13 And the woman which hath an husband that believeth not, and if he be pleased to dwell with her, let her not leave him.
14 For the unbelieving husband is sanctified by the wife, and the unbelieving wife is sanctified by the husband: else were your children unclean; but now are they holy.
15 But if the unbelieving depart, let him depart. A brother or a sister is not under bondage in such cases: but God hath called us to peace.
16 For what knowest thou, O wife, whether thou shalt save thy husband? or how knowest thou, O man, whether thou shalt save thy wife?
It has often been said that we fail to understand key text in the Bible because we think it was written and said for our culture. It wasn’t. This verse was written to a Jewish culture. So, in order to understand what was said here, we need to see what was actually written; time to explore the Greek.
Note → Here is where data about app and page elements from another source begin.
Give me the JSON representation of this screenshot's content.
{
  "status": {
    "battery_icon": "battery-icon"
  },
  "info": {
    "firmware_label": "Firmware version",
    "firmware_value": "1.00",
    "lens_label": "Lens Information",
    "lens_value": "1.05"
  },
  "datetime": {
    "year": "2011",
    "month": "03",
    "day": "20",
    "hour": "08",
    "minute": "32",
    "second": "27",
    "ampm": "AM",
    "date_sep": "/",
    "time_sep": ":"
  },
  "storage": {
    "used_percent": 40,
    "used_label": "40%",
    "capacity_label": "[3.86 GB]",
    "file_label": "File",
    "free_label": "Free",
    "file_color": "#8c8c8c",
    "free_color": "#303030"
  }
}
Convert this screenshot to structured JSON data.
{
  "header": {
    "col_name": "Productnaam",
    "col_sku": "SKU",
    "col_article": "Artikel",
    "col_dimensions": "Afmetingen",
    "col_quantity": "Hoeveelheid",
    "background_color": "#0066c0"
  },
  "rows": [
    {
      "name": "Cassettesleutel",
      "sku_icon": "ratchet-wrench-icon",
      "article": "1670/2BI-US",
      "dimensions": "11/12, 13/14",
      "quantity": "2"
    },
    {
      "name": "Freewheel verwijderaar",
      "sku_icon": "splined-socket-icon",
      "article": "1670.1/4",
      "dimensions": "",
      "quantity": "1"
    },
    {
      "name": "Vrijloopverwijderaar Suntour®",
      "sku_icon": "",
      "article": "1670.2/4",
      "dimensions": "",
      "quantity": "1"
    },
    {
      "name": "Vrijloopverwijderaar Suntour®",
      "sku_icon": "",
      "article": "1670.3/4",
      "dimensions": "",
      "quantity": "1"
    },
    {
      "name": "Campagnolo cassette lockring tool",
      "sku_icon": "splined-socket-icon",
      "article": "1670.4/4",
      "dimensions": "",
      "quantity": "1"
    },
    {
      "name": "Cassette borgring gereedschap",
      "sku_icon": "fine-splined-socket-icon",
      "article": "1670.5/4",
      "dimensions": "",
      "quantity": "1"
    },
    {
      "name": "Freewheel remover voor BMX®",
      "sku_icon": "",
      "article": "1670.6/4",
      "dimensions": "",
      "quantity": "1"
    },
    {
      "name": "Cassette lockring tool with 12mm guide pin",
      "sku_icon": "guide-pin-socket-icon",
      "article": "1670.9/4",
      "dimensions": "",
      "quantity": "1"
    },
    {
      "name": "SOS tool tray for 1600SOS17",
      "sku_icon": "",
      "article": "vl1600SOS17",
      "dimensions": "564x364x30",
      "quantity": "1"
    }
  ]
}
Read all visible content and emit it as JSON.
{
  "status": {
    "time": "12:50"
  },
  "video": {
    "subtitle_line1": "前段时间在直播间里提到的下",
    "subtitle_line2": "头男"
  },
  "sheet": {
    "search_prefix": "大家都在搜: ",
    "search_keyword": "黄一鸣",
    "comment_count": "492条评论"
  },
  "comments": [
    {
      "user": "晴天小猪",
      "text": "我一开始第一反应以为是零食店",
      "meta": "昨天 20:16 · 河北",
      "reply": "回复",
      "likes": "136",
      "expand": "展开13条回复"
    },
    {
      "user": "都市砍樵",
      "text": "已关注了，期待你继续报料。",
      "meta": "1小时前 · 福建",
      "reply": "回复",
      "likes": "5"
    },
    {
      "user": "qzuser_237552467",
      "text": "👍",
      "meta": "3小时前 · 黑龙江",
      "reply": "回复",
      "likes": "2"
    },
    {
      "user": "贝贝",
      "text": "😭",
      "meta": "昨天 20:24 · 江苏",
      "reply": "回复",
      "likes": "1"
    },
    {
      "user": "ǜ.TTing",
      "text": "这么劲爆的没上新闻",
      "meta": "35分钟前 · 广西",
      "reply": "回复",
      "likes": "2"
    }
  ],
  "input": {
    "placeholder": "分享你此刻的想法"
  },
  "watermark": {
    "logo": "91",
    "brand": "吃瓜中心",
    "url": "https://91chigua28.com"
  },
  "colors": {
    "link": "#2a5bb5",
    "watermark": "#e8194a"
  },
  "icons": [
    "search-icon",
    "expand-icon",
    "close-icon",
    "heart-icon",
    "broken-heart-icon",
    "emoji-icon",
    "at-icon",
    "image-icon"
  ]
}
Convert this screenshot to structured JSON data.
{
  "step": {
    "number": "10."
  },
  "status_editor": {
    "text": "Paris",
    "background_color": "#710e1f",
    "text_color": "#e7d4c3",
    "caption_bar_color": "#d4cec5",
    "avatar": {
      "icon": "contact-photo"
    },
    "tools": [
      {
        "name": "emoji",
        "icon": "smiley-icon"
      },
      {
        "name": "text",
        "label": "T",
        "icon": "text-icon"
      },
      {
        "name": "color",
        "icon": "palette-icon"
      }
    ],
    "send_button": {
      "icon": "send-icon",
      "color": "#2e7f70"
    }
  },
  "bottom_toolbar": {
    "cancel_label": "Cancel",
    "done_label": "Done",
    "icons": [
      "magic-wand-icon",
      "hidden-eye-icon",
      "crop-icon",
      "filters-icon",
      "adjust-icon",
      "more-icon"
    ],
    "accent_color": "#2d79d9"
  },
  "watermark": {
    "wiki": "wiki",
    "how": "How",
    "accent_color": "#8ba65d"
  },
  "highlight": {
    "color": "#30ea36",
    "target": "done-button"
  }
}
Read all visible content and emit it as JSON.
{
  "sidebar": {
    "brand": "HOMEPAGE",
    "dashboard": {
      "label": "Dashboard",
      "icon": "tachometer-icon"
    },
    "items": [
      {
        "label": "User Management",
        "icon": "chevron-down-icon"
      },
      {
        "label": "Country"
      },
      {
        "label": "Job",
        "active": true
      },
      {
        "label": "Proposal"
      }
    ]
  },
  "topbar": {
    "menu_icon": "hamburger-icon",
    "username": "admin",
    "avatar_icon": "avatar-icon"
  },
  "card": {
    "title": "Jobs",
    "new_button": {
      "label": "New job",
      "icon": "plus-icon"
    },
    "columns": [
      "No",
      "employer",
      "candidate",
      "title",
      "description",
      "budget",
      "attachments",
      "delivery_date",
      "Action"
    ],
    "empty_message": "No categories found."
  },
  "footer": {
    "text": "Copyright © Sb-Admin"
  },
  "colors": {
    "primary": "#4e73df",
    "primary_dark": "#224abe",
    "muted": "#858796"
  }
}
Throughout the New Testament, any time divorce is mentioned, they use the word “apoluo” which literally means “to free fully or (specifically) divorce”. It is a word that is used to describe liberty and the sending away of someone. In the above verses, however, the word “apoluo” is never used. The word used for these verses is “aphiemi” for “leave” and “put away” and “chorizo” for “depart”.
In verse 15, it says that if the unbeliever departs (chorizo), then “a brother or a sister is not under bondage in such cases”. Now, people say that this means that you can get a divorce. But, this was not the message.
In Jewish culture, if you wanted a divorce, you would have to give a bill of divorce to your wife, otherwise known as a get. If a get was not given, then the wife could not remarry. Now, this meant that if the husband went missing or was killed but they could not find the body, then the wife could not remarry because if her husband ever showed back up, then it would be an adulterous relationship. To combat this, Jewish men sometimes gave their wife a conditional get before going to war. That way, if they were never found, their wife could finish the divorce and get remarried.
Now, if a man left his wife and never gave her a get, she was considered “agunah” which literally means “anchored”. She could not get married without committing adultery and deeming her children as illegitimate. Agunah is a strong, strong word that is meant to very clearly illustrate the point of bondage to the wife and her kids if the husband should disappear or leave without giving a get. In verse 15, when Paul mentions “bondage”, we have a similarly strong word.
“Douloo” is a Greek word with the meaning of “enslave, be under bondage”. It comes from the Greek word for slave, “doulos”. If “agunah” had a Greek version, it would basically be this.
So, after all that above information, what are these verses saying?
Well, these verses are talking about if an unbeliever leaves their spouse without giving a divorce. No get. Just leaves or disappears. Paul’s response to this is to tell the spouse that they are not under bondage, or “agunah”. They can remarry.
So, when it all comes down to it, if you are married to an unbeliever (the word for unbeliever in this verse means someone who actively does not believe and does not claim to be saved), and they leave or disappear without giving any way for you to divorce, then the spouse is free from the marriage and can remarry. This is not divorce. This is releasing the spouse from a life of not being married if their spouse leaves forever or disappears.This might not seem like something all that important that Paul would have devote part of Scripture to it, but, in the people and times it was written, this was a very relevant issue.
In today’s American culture, if your spouse up and abandoned you without divorcing you, you would have to make reasonable measures to try and reach your spouse and if you couldn’t, then you would be able to divorce them without their say in the matter. So, in this case, with American culture, this verse does say that if your unbelieving (“unbelieving” being a keyword) spouse abandons you then you can get a divorce from them so that you can remarry. You are not under bondage in this case.